WHAT THE TASK REQUIRES. What lines of the data include the string "tests"? Copy them all.

EXTRACTED ENTRIES.
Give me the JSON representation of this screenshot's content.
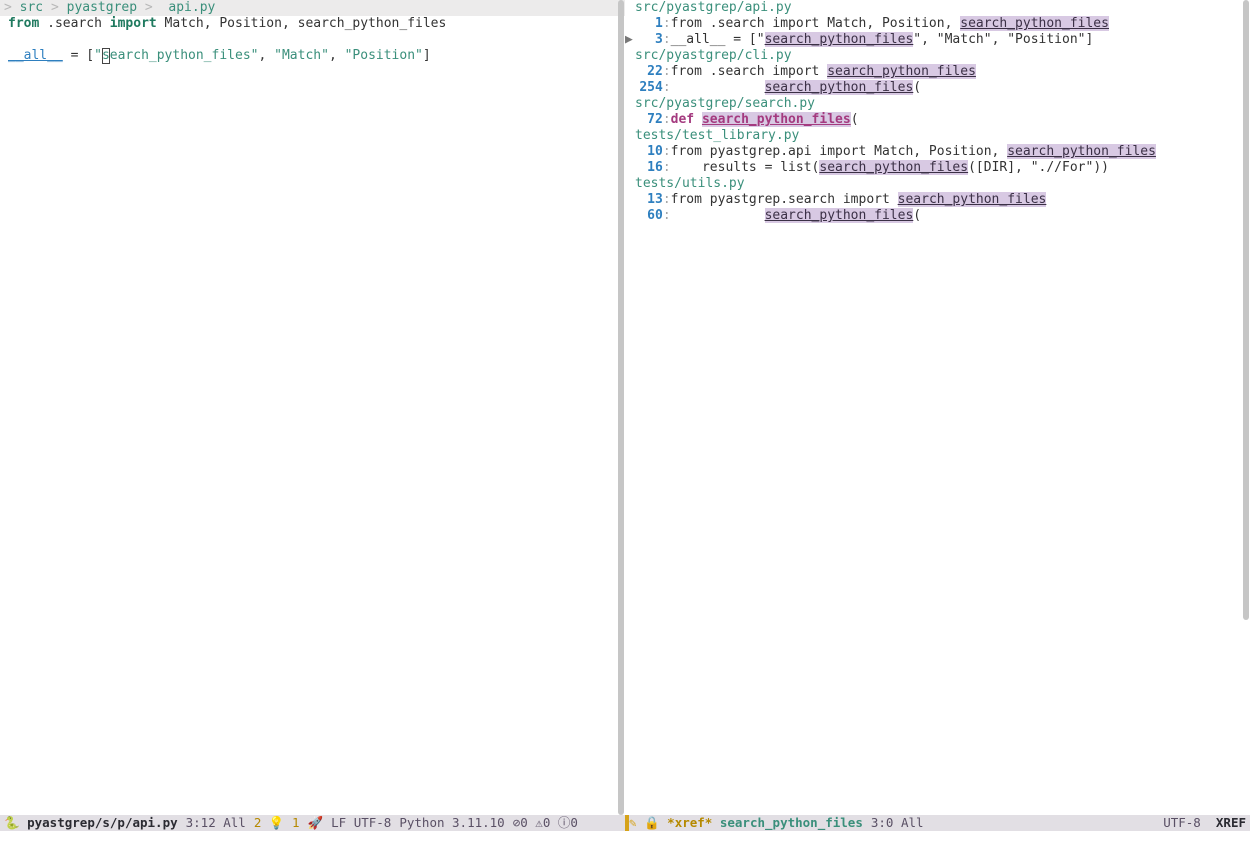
{
  "left": {
    "breadcrumb": {
      "p1": "src",
      "p2": "pyastgrep",
      "p3": "api.py",
      "sep": " > "
    },
    "code": {
      "l1_from": "from",
      "l1_mid": " .search ",
      "l1_import": "import",
      "l1_rest": " Match, Position, search_python_files",
      "l3_dunder": "__all__",
      "l3_eq": " = [",
      "l3_q1": "\"",
      "l3_cursor": "s",
      "l3_s1rest": "earch_python_files\"",
      "l3_comma1": ", ",
      "l3_s2": "\"Match\"",
      "l3_comma2": ", ",
      "l3_s3": "\"Position\"",
      "l3_close": "]"
    },
    "modeline": {
      "icon": "🐍",
      "fname": "pyastgrep/s/p/api.py",
      "pos": "3:12 All",
      "diag1": "2",
      "bulb": "💡",
      "diag2": "1",
      "rocket": "🚀",
      "enc": "LF UTF-8",
      "python": "Python 3.11.10",
      "b1": "⊘",
      "b1n": "0",
      "b2": "⚠",
      "b2n": "0",
      "b3": "ⓘ",
      "b3n": "0"
    }
  },
  "right": {
    "header_file": "src/pyastgrep/api.py",
    "entries": [
      {
        "type": "file",
        "text": "src/pyastgrep/api.py",
        "skip": true
      },
      {
        "type": "line",
        "ln": "1",
        "prefix": "from .search import Match, Position, ",
        "match": "search_python_files",
        "suffix": ""
      },
      {
        "type": "line_current",
        "ln": "3",
        "prefix": "__all__ = [\"",
        "match": "search_python_files",
        "suffix": "\", \"Match\", \"Position\"]"
      },
      {
        "type": "file",
        "text": "src/pyastgrep/cli.py"
      },
      {
        "type": "line",
        "ln": "22",
        "prefix": "from .search import ",
        "match": "search_python_files",
        "suffix": ""
      },
      {
        "type": "line",
        "ln": "254",
        "prefix": "            ",
        "match": "search_python_files",
        "suffix": "("
      },
      {
        "type": "file",
        "text": "src/pyastgrep/search.py"
      },
      {
        "type": "line_def",
        "ln": "72",
        "prefix_kw": "def ",
        "match": "search_python_files",
        "suffix": "("
      },
      {
        "type": "file",
        "text": "tests/test_library.py"
      },
      {
        "type": "line",
        "ln": "10",
        "prefix": "from pyastgrep.api import Match, Position, ",
        "match": "search_python_files",
        "suffix": ""
      },
      {
        "type": "line",
        "ln": "16",
        "prefix": "    results = list(",
        "match": "search_python_files",
        "suffix": "([DIR], \".//For\"))"
      },
      {
        "type": "file",
        "text": "tests/utils.py"
      },
      {
        "type": "line",
        "ln": "13",
        "prefix": "from pyastgrep.search import ",
        "match": "search_python_files",
        "suffix": ""
      },
      {
        "type": "line",
        "ln": "60",
        "prefix": "            ",
        "match": "search_python_files",
        "suffix": "("
      }
    ],
    "modeline": {
      "icon1": "✎",
      "icon2": "🔒",
      "bufname": "*xref*",
      "query": "search_python_files",
      "pos": "3:0 All",
      "enc": "UTF-8",
      "mode": "XREF"
    }
  }
}
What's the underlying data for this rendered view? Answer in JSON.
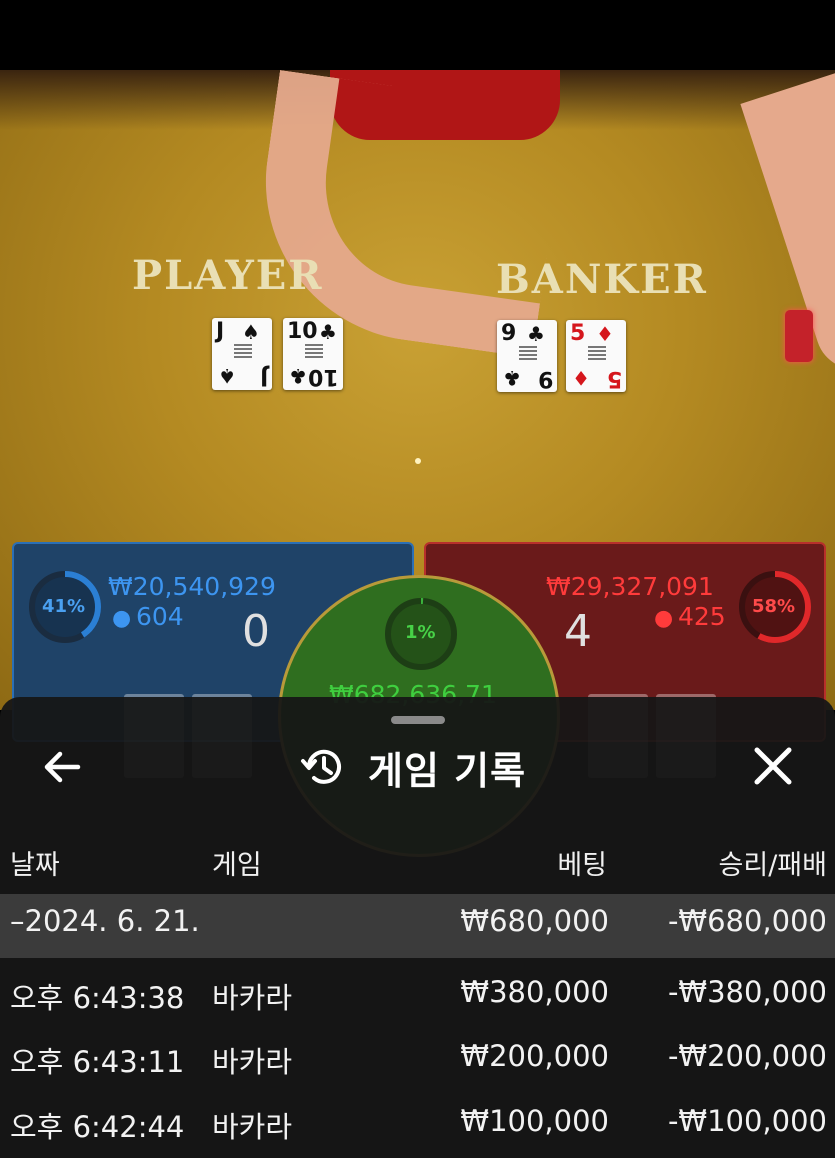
{
  "table": {
    "player_label": "PLAYER",
    "banker_label": "BANKER",
    "player_cards": [
      {
        "rank": "J",
        "suit": "♠",
        "color": "black"
      },
      {
        "rank": "10",
        "suit": "♣",
        "color": "black"
      }
    ],
    "banker_cards": [
      {
        "rank": "9",
        "suit": "♣",
        "color": "black"
      },
      {
        "rank": "5",
        "suit": "♦",
        "color": "red"
      }
    ]
  },
  "bets": {
    "player": {
      "percent": "41%",
      "percent_value": 41,
      "amount": "₩20,540,929",
      "players": "604",
      "score": "0",
      "color": "#2b7fd4"
    },
    "tie": {
      "percent": "1%",
      "percent_value": 1,
      "amount": "₩682,636,71",
      "color": "#3bb33b"
    },
    "banker": {
      "percent": "58%",
      "percent_value": 58,
      "amount": "₩29,327,091",
      "players": "425",
      "score": "4",
      "color": "#e0282a"
    }
  },
  "history": {
    "title": "게임 기록",
    "columns": {
      "date": "날짜",
      "game": "게임",
      "bet": "베팅",
      "result": "승리/패배"
    },
    "date_row": {
      "date": "2024. 6. 21.",
      "bet": "₩680,000",
      "result": "-₩680,000"
    },
    "rows": [
      {
        "time": "오후 6:43:38",
        "game": "바카라",
        "bet": "₩380,000",
        "result": "-₩380,000"
      },
      {
        "time": "오후 6:43:11",
        "game": "바카라",
        "bet": "₩200,000",
        "result": "-₩200,000"
      },
      {
        "time": "오후 6:42:44",
        "game": "바카라",
        "bet": "₩100,000",
        "result": "-₩100,000"
      }
    ]
  }
}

ANSWER AREA.
        "text": "tests/test_library.py"
        "text": "tests/utils.py"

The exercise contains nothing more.